--- START ---

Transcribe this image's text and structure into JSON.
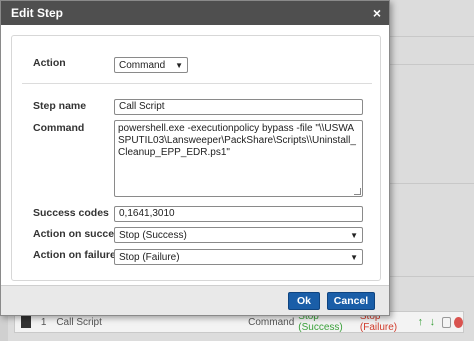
{
  "dialog": {
    "title": "Edit Step",
    "close_glyph": "×"
  },
  "form": {
    "action_label": "Action",
    "action_value": "Command",
    "step_name_label": "Step name",
    "step_name_value": "Call Script",
    "command_label": "Command",
    "command_value": "powershell.exe -executionpolicy bypass -file \"\\\\USWASPUTIL03\\Lansweeper\\PackShare\\Scripts\\\\Uninstall_Cleanup_EPP_EDR.ps1\"",
    "success_codes_label": "Success codes",
    "success_codes_value": "0,1641,3010",
    "action_on_success_label": "Action on success",
    "action_on_success_value": "Stop (Success)",
    "action_on_failure_label": "Action on failure",
    "action_on_failure_value": "Stop (Failure)"
  },
  "buttons": {
    "ok": "Ok",
    "cancel": "Cancel"
  },
  "background_row": {
    "number": "1",
    "name": "Call Script",
    "type": "Command",
    "on_success": "Stop (Success)",
    "on_failure": "Stop (Failure)"
  },
  "colors": {
    "titlebar": "#4f4f4f",
    "primary_button": "#1a5ea8",
    "success_text": "#3aa03a",
    "failure_text": "#d03a2a"
  }
}
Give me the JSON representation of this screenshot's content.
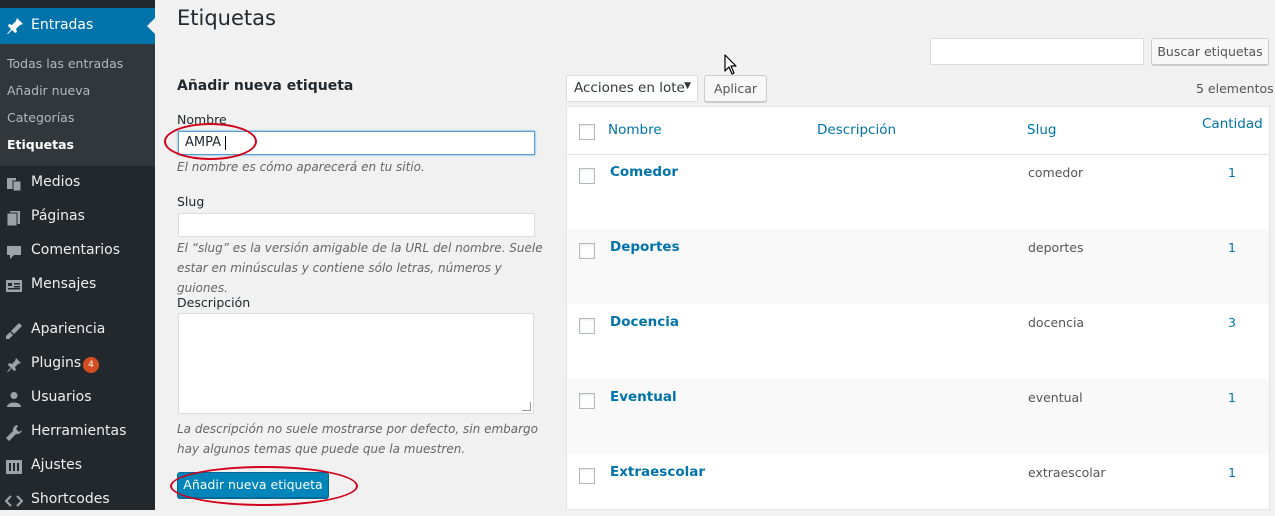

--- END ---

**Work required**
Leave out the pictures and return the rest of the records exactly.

**Solution**
Transcribe this image's text and structure into JSON.
{
  "dialog": {
    "title": "Edit Step",
    "close_glyph": "×"
  },
  "form": {
    "action_label": "Action",
    "action_value": "Command",
    "step_name_label": "Step name",
    "step_name_value": "Call Script",
    "command_label": "Command",
    "command_value": "powershell.exe -executionpolicy bypass -file \"\\\\USWASPUTIL03\\Lansweeper\\PackShare\\Scripts\\\\Uninstall_Cleanup_EPP_EDR.ps1\"",
    "success_codes_label": "Success codes",
    "success_codes_value": "0,1641,3010",
    "action_on_success_label": "Action on success",
    "action_on_success_value": "Stop (Success)",
    "action_on_failure_label": "Action on failure",
    "action_on_failure_value": "Stop (Failure)"
  },
  "buttons": {
    "ok": "Ok",
    "cancel": "Cancel"
  },
  "background_row": {
    "number": "1",
    "name": "Call Script",
    "type": "Command",
    "on_success": "Stop (Success)",
    "on_failure": "Stop (Failure)"
  },
  "colors": {
    "titlebar": "#4f4f4f",
    "primary_button": "#1a5ea8",
    "success_text": "#3aa03a",
    "failure_text": "#d03a2a"
  }
}
Give me the JSON representation of this screenshot's content.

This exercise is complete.